Midnight Special
Chosen for the upgrade are the bookshelf 805 D4 Signature and the range-topping 801 D4 Signature floorstander we have here. They're pitched at £10,000 and £45,000 per pair, respectively, and come in either Midnight Blue or California Burl Gloss wood, the latter an engineered material from Italian company ALPI. These Signature designs will sell alongside the existing 805 D4 and 801 D4 models.

Since the brand's founding in 1966, only seven of its loudspeaker series have carried the distinguished Signature mark. So, with £3000 and £12,500 premiums over the standard 805 D4 and 801 D4, respectively, expectations go beyond the striking new finishes. On which subject, I must admit a preference for the Midnight Blue, the result of 11 coats of paint and lacquer and 18 hours work, even if the main cabinet looks almost black under less than brilliant lighting. By contrast, the wood finish, complete with 14 coats of lacquer and 24 hours of work, is somewhat more obvious, reminding me of 1930s art deco furniture. It's not my favourite look, but I'm sure it'll prove popular in some markets.

Finishes aside, the 801 D4 Signature looks very like the 801 D4 it doesn't replace, but the good news is that much has changed inside, from the drivers to the crossover to the structure of the speaker. The changes are, to a great extent, detail-driven, but after all that's where the devil is...


The Signature 801 D4 has a new mesh for its diamond dome tweeter, an improved metal cabinet top brace, revamped Aerofoil bass units and cast alloy down-firing reflex port. The Midnight Blue is new, too...

Fresh Air
From the top, the speaker uses the same 25mm Diamond Dome tweeter found across the 801 D4 range, but now with a new, more open mesh protector over the dome, formed by altering the geometry for less metal and more fresh air.

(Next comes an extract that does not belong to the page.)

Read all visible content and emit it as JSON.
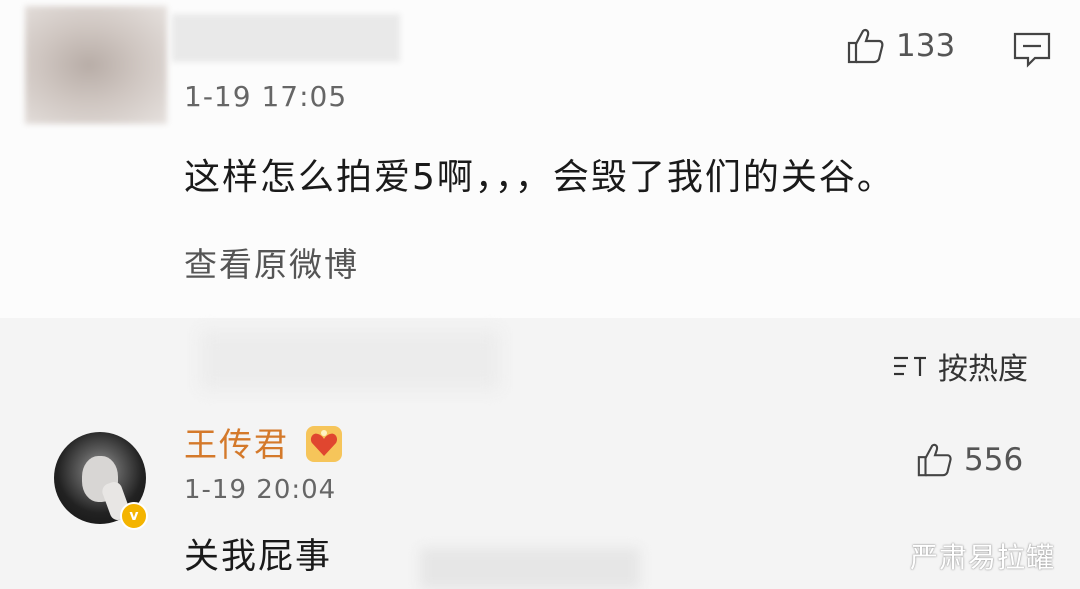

No fewer than 25 iterations were tested before the final mesh pattern was chosen and fitted to the front of the 'Tweeter on Top' alloy housing, this employing the company's now-familiar Nautilus Tube design that progressively attenuates the tweeter's rearward output.

This housing is finished in black and is double-decoupled from the Turbine Head atop which it sits. The latter houses the 150mm Continuum Cone FST midrange driver, and is finished to match the Midnight Blue speaker, or in black on the wood-veneered version. Within the head now are fitted pieces of Techsound visco-elastic damping, to reduce resonances, and while the driver itself retains the company's proprietary weave cone, it now features an upgraded magnet polepiece with a larger vent for reduced distortion at higher currents.

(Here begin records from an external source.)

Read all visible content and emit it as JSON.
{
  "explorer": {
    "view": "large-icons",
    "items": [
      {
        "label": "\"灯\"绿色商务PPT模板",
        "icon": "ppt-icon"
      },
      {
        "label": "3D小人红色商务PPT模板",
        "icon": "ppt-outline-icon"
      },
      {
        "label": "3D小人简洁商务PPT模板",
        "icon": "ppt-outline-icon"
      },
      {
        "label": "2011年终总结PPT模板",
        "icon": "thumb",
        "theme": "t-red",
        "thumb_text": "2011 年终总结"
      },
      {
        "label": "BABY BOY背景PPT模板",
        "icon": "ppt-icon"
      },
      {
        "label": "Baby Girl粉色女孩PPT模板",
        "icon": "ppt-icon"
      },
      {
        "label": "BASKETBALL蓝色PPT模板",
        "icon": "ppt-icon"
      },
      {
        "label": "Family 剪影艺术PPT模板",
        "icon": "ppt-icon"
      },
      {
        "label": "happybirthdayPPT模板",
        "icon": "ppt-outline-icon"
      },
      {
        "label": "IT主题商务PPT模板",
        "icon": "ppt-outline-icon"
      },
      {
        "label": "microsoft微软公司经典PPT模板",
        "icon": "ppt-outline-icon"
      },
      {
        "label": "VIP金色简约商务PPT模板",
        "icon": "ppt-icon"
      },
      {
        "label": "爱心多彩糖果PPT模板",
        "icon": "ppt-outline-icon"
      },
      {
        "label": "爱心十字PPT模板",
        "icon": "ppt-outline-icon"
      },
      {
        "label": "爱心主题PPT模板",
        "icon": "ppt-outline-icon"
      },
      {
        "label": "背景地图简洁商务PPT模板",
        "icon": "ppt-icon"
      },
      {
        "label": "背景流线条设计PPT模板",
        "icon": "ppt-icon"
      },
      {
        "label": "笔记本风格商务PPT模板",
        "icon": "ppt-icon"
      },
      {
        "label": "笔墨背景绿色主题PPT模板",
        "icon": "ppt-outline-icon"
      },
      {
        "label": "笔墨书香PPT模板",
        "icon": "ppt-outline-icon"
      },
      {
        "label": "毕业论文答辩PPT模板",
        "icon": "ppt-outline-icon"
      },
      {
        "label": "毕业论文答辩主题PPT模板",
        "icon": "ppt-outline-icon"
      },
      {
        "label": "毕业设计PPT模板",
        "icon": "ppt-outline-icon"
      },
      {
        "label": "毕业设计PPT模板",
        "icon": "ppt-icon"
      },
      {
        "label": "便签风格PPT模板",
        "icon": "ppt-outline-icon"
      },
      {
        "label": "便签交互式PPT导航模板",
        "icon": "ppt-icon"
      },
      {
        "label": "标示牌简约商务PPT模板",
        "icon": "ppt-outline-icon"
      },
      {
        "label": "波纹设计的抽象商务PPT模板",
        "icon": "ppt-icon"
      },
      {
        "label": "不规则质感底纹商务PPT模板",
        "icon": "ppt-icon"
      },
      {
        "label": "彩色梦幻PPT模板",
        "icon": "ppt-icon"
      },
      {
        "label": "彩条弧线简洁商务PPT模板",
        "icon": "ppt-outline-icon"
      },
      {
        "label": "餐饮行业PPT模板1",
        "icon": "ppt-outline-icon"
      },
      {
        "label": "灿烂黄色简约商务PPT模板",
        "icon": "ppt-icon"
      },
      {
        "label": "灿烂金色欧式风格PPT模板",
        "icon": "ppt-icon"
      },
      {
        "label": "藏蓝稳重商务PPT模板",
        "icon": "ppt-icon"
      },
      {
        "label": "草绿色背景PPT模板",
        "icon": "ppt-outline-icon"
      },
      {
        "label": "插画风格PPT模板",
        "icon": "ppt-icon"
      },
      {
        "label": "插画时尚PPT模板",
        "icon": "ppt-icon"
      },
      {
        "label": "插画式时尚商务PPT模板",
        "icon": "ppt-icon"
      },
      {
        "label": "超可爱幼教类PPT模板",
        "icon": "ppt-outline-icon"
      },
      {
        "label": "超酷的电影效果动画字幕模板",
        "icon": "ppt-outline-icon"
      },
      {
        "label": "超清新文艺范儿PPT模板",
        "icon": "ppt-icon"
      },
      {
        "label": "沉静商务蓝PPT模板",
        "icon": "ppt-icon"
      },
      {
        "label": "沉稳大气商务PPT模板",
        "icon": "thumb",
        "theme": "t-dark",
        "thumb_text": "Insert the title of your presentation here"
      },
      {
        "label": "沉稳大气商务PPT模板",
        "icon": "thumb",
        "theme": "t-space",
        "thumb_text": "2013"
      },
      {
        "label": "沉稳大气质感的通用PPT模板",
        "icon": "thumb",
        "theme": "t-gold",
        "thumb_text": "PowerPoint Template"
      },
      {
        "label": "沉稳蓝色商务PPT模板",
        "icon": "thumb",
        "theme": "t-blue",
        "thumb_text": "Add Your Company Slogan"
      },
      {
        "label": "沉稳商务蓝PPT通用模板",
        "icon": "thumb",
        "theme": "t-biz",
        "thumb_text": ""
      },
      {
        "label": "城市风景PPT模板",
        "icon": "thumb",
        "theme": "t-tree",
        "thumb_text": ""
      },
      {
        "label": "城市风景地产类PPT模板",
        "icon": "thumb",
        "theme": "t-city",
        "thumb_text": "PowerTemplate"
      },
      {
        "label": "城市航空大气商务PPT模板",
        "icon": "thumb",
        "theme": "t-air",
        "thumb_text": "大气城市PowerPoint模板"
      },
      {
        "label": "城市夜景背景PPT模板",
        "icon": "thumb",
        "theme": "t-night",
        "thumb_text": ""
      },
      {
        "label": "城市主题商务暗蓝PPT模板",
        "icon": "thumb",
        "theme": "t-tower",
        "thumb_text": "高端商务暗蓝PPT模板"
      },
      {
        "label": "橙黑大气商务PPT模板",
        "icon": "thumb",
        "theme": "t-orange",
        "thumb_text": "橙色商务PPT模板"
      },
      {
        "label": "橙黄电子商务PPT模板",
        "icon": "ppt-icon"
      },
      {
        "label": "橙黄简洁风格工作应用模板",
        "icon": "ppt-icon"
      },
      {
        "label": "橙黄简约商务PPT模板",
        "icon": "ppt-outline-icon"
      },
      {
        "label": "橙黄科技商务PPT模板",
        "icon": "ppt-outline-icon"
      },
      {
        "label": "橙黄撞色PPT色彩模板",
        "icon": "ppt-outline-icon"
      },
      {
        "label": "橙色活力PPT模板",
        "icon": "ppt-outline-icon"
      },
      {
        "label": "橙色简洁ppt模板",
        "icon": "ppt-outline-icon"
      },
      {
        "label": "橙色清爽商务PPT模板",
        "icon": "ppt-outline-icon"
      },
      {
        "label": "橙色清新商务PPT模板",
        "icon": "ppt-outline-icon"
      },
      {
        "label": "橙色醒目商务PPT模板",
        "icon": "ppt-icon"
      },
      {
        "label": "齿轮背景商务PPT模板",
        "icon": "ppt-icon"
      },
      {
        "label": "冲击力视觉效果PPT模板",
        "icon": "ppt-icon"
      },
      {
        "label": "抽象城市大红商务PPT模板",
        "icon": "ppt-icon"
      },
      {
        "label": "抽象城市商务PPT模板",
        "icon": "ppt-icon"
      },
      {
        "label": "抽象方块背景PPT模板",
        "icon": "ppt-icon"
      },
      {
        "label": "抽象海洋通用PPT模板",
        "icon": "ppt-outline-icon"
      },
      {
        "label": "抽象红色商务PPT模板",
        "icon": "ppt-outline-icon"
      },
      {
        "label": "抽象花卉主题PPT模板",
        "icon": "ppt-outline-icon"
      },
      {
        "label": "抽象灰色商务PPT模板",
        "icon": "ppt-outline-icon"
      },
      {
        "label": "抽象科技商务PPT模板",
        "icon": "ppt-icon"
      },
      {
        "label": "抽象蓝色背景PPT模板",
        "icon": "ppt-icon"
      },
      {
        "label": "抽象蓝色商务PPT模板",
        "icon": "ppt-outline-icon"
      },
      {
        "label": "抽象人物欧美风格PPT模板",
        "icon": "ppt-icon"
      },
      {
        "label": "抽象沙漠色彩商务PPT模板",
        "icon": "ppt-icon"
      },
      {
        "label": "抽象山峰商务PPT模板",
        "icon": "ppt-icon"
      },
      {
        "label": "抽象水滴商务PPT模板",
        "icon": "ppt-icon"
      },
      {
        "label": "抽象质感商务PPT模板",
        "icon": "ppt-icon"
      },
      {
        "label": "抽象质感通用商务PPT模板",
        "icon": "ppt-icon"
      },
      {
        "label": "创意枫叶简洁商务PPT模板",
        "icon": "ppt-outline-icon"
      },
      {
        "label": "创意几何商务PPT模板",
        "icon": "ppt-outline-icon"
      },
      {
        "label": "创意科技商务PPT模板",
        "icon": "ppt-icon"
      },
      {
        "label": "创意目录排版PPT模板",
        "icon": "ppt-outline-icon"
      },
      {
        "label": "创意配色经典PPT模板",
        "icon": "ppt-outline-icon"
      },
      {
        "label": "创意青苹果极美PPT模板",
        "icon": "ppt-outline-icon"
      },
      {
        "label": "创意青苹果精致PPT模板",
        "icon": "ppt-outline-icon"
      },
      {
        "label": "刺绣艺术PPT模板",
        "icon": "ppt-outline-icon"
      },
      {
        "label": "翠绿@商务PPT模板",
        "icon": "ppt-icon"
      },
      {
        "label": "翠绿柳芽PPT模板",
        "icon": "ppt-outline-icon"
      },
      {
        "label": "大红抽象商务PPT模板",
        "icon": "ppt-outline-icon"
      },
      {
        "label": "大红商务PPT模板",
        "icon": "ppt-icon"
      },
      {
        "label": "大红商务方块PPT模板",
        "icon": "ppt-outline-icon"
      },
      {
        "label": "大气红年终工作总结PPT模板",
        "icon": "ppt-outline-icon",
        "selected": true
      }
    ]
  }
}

Completely new here is the design of the 'shoulders' on which the Turbine Head sits. Under the Connolly leather trim – again a dark blue on the blue speaker, black on the Burl Gloss – is a revised version of the aluminium top-plate for the main cabinet. The structure now has machined-out holes to better control any resonances while the horseshoe-shaped plastic 'collar' that supports the stretched leather finish is also treated with strategically placed pieces of that Techsound damping. The result, the company says, is 'even lower mechanical noise and as a result, a less audible cabinet contribution effect'.

Ready To Fly
This theme carries right through the 801 D4 Signature. The twin 250mm bass units may look unchanged, with their Aerofoil, wing-like cross-section cones, but the drivers' top-plates and mid-plates are now made of upgraded steel, lowering inductance for, again, less current distortion. The plastic, downward-venting Flowport used in the 801 D4 is upgraded in the Signature with a flare that's now fashioned from aluminium.

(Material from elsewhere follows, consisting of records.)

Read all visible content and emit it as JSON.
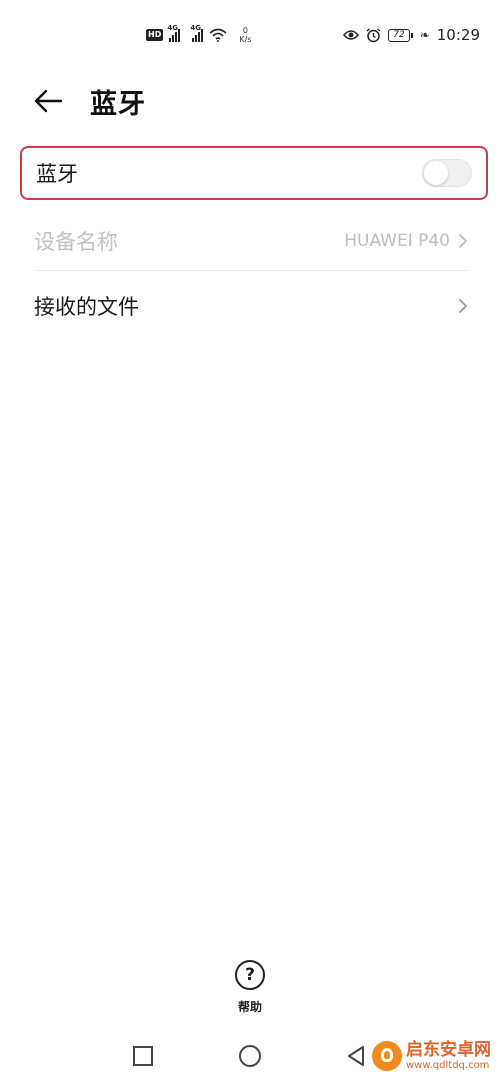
{
  "status_bar": {
    "hd_label": "HD",
    "net_type_1": "4G",
    "net_type_2": "4G",
    "speed_value": "0",
    "speed_unit": "K/s",
    "battery_level": "72",
    "time": "10:29"
  },
  "header": {
    "title": "蓝牙"
  },
  "settings": {
    "bluetooth_label": "蓝牙",
    "bluetooth_enabled": false,
    "device_name_label": "设备名称",
    "device_name_value": "HUAWEI P40",
    "received_files_label": "接收的文件"
  },
  "help": {
    "icon_text": "?",
    "label": "帮助"
  },
  "watermark": {
    "name": "启东安卓网",
    "url": "www.qdltdq.com"
  },
  "colors": {
    "highlight_border": "#d13a4a",
    "watermark": "#e0642a"
  }
}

Because this flare section is fitted into a very large opening in the base of the speaker, the alloy also significantly contributes to the stiffening of the port and the lower cabinet woodwork. Meanwhile the massive plinth onto which the port vents is also damped with more Techsound material.

Finally, the crossover has been upgraded with superior bypass capacitors, and these are also doubled up, from four to eight, for 'a cleaner sound'. As in previous 800 D4 series speakers, the crossover is mounted onto a finned aluminium spine, which closes the loop of the wraparound enclosure, bracing it while also acting as a heatsink.

B&W Group Ltd
West Sussex
Supplied by: B&W Group Ltd
0800 232 1513